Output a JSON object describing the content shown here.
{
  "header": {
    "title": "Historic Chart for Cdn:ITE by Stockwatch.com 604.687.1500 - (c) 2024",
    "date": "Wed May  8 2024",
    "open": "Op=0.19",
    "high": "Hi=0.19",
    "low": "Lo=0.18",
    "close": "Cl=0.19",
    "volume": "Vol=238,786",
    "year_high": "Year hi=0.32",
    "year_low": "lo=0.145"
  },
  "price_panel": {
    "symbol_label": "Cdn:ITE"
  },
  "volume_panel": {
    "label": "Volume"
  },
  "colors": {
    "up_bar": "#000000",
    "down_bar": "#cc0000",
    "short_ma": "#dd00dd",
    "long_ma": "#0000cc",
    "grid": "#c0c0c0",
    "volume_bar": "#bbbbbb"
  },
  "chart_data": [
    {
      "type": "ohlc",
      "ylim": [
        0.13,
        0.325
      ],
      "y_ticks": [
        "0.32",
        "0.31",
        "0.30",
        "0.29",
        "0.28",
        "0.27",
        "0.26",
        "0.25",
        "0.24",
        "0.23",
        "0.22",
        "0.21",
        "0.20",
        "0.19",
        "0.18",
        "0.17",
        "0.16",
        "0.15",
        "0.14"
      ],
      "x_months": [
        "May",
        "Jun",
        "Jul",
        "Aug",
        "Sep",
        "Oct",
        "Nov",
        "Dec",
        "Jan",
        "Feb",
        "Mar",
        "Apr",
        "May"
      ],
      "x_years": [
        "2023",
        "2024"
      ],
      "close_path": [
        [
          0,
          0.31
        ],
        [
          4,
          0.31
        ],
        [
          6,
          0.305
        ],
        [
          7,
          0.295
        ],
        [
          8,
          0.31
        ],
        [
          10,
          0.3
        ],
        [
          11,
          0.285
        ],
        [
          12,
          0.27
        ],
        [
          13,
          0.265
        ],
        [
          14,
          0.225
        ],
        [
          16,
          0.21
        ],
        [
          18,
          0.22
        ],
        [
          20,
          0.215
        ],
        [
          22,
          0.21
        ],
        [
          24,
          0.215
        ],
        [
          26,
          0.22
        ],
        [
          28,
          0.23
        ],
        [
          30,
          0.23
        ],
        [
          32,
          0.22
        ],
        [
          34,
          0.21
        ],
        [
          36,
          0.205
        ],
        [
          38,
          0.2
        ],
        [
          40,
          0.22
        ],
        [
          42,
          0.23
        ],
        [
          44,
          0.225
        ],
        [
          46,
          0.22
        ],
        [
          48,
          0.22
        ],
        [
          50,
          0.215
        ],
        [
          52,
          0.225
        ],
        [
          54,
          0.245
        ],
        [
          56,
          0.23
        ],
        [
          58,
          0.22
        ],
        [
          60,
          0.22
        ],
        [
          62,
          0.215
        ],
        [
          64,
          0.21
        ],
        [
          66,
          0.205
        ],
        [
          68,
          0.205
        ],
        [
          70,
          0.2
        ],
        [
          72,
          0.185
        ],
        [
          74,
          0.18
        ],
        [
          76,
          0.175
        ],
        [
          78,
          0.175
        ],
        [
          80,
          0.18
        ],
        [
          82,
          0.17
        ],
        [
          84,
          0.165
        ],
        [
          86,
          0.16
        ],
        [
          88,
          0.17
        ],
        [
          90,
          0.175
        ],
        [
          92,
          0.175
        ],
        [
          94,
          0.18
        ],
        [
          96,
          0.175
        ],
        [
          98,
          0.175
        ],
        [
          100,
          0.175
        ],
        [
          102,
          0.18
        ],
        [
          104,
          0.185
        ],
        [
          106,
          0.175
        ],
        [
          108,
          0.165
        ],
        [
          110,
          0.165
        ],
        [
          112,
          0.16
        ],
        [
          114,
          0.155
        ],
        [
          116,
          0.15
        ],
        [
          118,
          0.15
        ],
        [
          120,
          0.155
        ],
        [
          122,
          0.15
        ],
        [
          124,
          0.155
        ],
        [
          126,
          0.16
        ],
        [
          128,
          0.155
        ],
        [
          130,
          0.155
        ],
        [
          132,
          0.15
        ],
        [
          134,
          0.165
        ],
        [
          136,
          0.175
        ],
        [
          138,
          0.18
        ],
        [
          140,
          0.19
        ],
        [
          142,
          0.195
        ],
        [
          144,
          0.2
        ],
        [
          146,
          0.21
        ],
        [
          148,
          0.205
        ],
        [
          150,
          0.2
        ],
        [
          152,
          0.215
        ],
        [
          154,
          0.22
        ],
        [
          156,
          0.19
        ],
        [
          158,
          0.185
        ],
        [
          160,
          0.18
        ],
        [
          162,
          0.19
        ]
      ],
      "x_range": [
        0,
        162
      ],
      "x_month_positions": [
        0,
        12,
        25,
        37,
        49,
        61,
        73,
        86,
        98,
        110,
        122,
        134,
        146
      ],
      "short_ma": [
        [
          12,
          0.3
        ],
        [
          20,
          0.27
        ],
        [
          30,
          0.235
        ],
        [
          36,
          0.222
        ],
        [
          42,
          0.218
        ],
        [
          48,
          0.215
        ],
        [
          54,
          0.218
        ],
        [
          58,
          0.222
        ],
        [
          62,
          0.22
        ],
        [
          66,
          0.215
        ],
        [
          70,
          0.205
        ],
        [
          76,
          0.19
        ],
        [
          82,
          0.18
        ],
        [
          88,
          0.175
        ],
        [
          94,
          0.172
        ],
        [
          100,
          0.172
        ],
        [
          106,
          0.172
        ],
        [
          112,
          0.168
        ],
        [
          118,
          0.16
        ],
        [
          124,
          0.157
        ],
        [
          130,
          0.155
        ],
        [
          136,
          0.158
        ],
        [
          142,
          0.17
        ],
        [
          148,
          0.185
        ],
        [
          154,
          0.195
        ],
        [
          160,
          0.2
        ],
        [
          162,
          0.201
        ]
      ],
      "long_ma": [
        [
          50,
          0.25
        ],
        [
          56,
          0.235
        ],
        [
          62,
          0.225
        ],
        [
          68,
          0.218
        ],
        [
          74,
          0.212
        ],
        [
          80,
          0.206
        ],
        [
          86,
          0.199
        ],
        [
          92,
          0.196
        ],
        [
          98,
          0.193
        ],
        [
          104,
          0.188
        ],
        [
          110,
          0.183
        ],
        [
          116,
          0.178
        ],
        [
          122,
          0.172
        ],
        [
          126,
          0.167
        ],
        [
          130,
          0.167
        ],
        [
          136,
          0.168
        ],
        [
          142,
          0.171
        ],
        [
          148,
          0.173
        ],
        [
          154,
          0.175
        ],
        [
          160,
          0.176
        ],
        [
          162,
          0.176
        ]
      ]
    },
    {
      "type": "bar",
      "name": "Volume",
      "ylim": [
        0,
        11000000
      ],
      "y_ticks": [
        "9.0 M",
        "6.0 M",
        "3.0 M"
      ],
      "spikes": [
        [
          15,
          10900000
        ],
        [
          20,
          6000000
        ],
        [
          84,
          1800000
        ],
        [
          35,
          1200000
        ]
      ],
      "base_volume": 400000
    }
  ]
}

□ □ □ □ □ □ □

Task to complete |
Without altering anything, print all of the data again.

Solution to the problem |
Output a JSON object describing the content shown here.
{
  "header": {
    "title": "Historic Chart for Cdn:ITE by Stockwatch.com 604.687.1500 - (c) 2024",
    "date": "Wed May  8 2024",
    "open": "Op=0.19",
    "high": "Hi=0.19",
    "low": "Lo=0.18",
    "close": "Cl=0.19",
    "volume": "Vol=238,786",
    "year_high": "Year hi=0.32",
    "year_low": "lo=0.145"
  },
  "price_panel": {
    "symbol_label": "Cdn:ITE"
  },
  "volume_panel": {
    "label": "Volume"
  },
  "colors": {
    "up_bar": "#000000",
    "down_bar": "#cc0000",
    "short_ma": "#dd00dd",
    "long_ma": "#0000cc",
    "grid": "#c0c0c0",
    "volume_bar": "#bbbbbb"
  },
  "chart_data": [
    {
      "type": "ohlc",
      "ylim": [
        0.13,
        0.325
      ],
      "y_ticks": [
        "0.32",
        "0.31",
        "0.30",
        "0.29",
        "0.28",
        "0.27",
        "0.26",
        "0.25",
        "0.24",
        "0.23",
        "0.22",
        "0.21",
        "0.20",
        "0.19",
        "0.18",
        "0.17",
        "0.16",
        "0.15",
        "0.14"
      ],
      "x_months": [
        "May",
        "Jun",
        "Jul",
        "Aug",
        "Sep",
        "Oct",
        "Nov",
        "Dec",
        "Jan",
        "Feb",
        "Mar",
        "Apr",
        "May"
      ],
      "x_years": [
        "2023",
        "2024"
      ],
      "close_path": [
        [
          0,
          0.31
        ],
        [
          4,
          0.31
        ],
        [
          6,
          0.305
        ],
        [
          7,
          0.295
        ],
        [
          8,
          0.31
        ],
        [
          10,
          0.3
        ],
        [
          11,
          0.285
        ],
        [
          12,
          0.27
        ],
        [
          13,
          0.265
        ],
        [
          14,
          0.225
        ],
        [
          16,
          0.21
        ],
        [
          18,
          0.22
        ],
        [
          20,
          0.215
        ],
        [
          22,
          0.21
        ],
        [
          24,
          0.215
        ],
        [
          26,
          0.22
        ],
        [
          28,
          0.23
        ],
        [
          30,
          0.23
        ],
        [
          32,
          0.22
        ],
        [
          34,
          0.21
        ],
        [
          36,
          0.205
        ],
        [
          38,
          0.2
        ],
        [
          40,
          0.22
        ],
        [
          42,
          0.23
        ],
        [
          44,
          0.225
        ],
        [
          46,
          0.22
        ],
        [
          48,
          0.22
        ],
        [
          50,
          0.215
        ],
        [
          52,
          0.225
        ],
        [
          54,
          0.245
        ],
        [
          56,
          0.23
        ],
        [
          58,
          0.22
        ],
        [
          60,
          0.22
        ],
        [
          62,
          0.215
        ],
        [
          64,
          0.21
        ],
        [
          66,
          0.205
        ],
        [
          68,
          0.205
        ],
        [
          70,
          0.2
        ],
        [
          72,
          0.185
        ],
        [
          74,
          0.18
        ],
        [
          76,
          0.175
        ],
        [
          78,
          0.175
        ],
        [
          80,
          0.18
        ],
        [
          82,
          0.17
        ],
        [
          84,
          0.165
        ],
        [
          86,
          0.16
        ],
        [
          88,
          0.17
        ],
        [
          90,
          0.175
        ],
        [
          92,
          0.175
        ],
        [
          94,
          0.18
        ],
        [
          96,
          0.175
        ],
        [
          98,
          0.175
        ],
        [
          100,
          0.175
        ],
        [
          102,
          0.18
        ],
        [
          104,
          0.185
        ],
        [
          106,
          0.175
        ],
        [
          108,
          0.165
        ],
        [
          110,
          0.165
        ],
        [
          112,
          0.16
        ],
        [
          114,
          0.155
        ],
        [
          116,
          0.15
        ],
        [
          118,
          0.15
        ],
        [
          120,
          0.155
        ],
        [
          122,
          0.15
        ],
        [
          124,
          0.155
        ],
        [
          126,
          0.16
        ],
        [
          128,
          0.155
        ],
        [
          130,
          0.155
        ],
        [
          132,
          0.15
        ],
        [
          134,
          0.165
        ],
        [
          136,
          0.175
        ],
        [
          138,
          0.18
        ],
        [
          140,
          0.19
        ],
        [
          142,
          0.195
        ],
        [
          144,
          0.2
        ],
        [
          146,
          0.21
        ],
        [
          148,
          0.205
        ],
        [
          150,
          0.2
        ],
        [
          152,
          0.215
        ],
        [
          154,
          0.22
        ],
        [
          156,
          0.19
        ],
        [
          158,
          0.185
        ],
        [
          160,
          0.18
        ],
        [
          162,
          0.19
        ]
      ],
      "x_range": [
        0,
        162
      ],
      "x_month_positions": [
        0,
        12,
        25,
        37,
        49,
        61,
        73,
        86,
        98,
        110,
        122,
        134,
        146
      ],
      "short_ma": [
        [
          12,
          0.3
        ],
        [
          20,
          0.27
        ],
        [
          30,
          0.235
        ],
        [
          36,
          0.222
        ],
        [
          42,
          0.218
        ],
        [
          48,
          0.215
        ],
        [
          54,
          0.218
        ],
        [
          58,
          0.222
        ],
        [
          62,
          0.22
        ],
        [
          66,
          0.215
        ],
        [
          70,
          0.205
        ],
        [
          76,
          0.19
        ],
        [
          82,
          0.18
        ],
        [
          88,
          0.175
        ],
        [
          94,
          0.172
        ],
        [
          100,
          0.172
        ],
        [
          106,
          0.172
        ],
        [
          112,
          0.168
        ],
        [
          118,
          0.16
        ],
        [
          124,
          0.157
        ],
        [
          130,
          0.155
        ],
        [
          136,
          0.158
        ],
        [
          142,
          0.17
        ],
        [
          148,
          0.185
        ],
        [
          154,
          0.195
        ],
        [
          160,
          0.2
        ],
        [
          162,
          0.201
        ]
      ],
      "long_ma": [
        [
          50,
          0.25
        ],
        [
          56,
          0.235
        ],
        [
          62,
          0.225
        ],
        [
          68,
          0.218
        ],
        [
          74,
          0.212
        ],
        [
          80,
          0.206
        ],
        [
          86,
          0.199
        ],
        [
          92,
          0.196
        ],
        [
          98,
          0.193
        ],
        [
          104,
          0.188
        ],
        [
          110,
          0.183
        ],
        [
          116,
          0.178
        ],
        [
          122,
          0.172
        ],
        [
          126,
          0.167
        ],
        [
          130,
          0.167
        ],
        [
          136,
          0.168
        ],
        [
          142,
          0.171
        ],
        [
          148,
          0.173
        ],
        [
          154,
          0.175
        ],
        [
          160,
          0.176
        ],
        [
          162,
          0.176
        ]
      ]
    },
    {
      "type": "bar",
      "name": "Volume",
      "ylim": [
        0,
        11000000
      ],
      "y_ticks": [
        "9.0 M",
        "6.0 M",
        "3.0 M"
      ],
      "spikes": [
        [
          15,
          10900000
        ],
        [
          20,
          6000000
        ],
        [
          84,
          1800000
        ],
        [
          35,
          1200000
        ]
      ],
      "base_volume": 400000
    }
  ]
}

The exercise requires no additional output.